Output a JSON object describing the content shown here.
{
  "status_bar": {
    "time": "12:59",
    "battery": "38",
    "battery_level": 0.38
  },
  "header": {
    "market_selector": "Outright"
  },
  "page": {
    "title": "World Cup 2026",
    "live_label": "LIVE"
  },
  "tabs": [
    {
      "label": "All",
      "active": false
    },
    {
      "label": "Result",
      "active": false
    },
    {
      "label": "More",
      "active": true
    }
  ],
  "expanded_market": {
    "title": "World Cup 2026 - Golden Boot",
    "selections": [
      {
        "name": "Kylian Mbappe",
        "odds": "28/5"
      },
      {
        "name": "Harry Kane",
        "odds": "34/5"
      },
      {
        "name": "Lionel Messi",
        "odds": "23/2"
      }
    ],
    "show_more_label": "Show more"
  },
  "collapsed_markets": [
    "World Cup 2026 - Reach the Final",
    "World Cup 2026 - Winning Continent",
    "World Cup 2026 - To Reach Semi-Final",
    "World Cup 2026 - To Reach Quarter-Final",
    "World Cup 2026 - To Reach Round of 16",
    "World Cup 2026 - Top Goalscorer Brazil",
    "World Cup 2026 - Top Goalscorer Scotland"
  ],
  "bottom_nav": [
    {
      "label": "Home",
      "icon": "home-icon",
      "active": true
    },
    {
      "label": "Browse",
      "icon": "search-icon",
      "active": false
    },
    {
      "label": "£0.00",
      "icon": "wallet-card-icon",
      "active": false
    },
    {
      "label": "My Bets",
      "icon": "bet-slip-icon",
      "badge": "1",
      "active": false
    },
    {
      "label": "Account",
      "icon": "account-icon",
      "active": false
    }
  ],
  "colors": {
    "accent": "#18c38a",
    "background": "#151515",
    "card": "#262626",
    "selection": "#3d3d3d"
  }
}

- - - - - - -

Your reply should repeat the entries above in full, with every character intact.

Task solution |
Output a JSON object describing the content shown here.
{
  "status_bar": {
    "time": "12:59",
    "battery": "38",
    "battery_level": 0.38
  },
  "header": {
    "market_selector": "Outright"
  },
  "page": {
    "title": "World Cup 2026",
    "live_label": "LIVE"
  },
  "tabs": [
    {
      "label": "All",
      "active": false
    },
    {
      "label": "Result",
      "active": false
    },
    {
      "label": "More",
      "active": true
    }
  ],
  "expanded_market": {
    "title": "World Cup 2026 - Golden Boot",
    "selections": [
      {
        "name": "Kylian Mbappe",
        "odds": "28/5"
      },
      {
        "name": "Harry Kane",
        "odds": "34/5"
      },
      {
        "name": "Lionel Messi",
        "odds": "23/2"
      }
    ],
    "show_more_label": "Show more"
  },
  "collapsed_markets": [
    "World Cup 2026 - Reach the Final",
    "World Cup 2026 - Winning Continent",
    "World Cup 2026 - To Reach Semi-Final",
    "World Cup 2026 - To Reach Quarter-Final",
    "World Cup 2026 - To Reach Round of 16",
    "World Cup 2026 - Top Goalscorer Brazil",
    "World Cup 2026 - Top Goalscorer Scotland"
  ],
  "bottom_nav": [
    {
      "label": "Home",
      "icon": "home-icon",
      "active": true
    },
    {
      "label": "Browse",
      "icon": "search-icon",
      "active": false
    },
    {
      "label": "£0.00",
      "icon": "wallet-card-icon",
      "active": false
    },
    {
      "label": "My Bets",
      "icon": "bet-slip-icon",
      "badge": "1",
      "active": false
    },
    {
      "label": "Account",
      "icon": "account-icon",
      "active": false
    }
  ],
  "colors": {
    "accent": "#18c38a",
    "background": "#151515",
    "card": "#262626",
    "selection": "#3d3d3d"
  }
}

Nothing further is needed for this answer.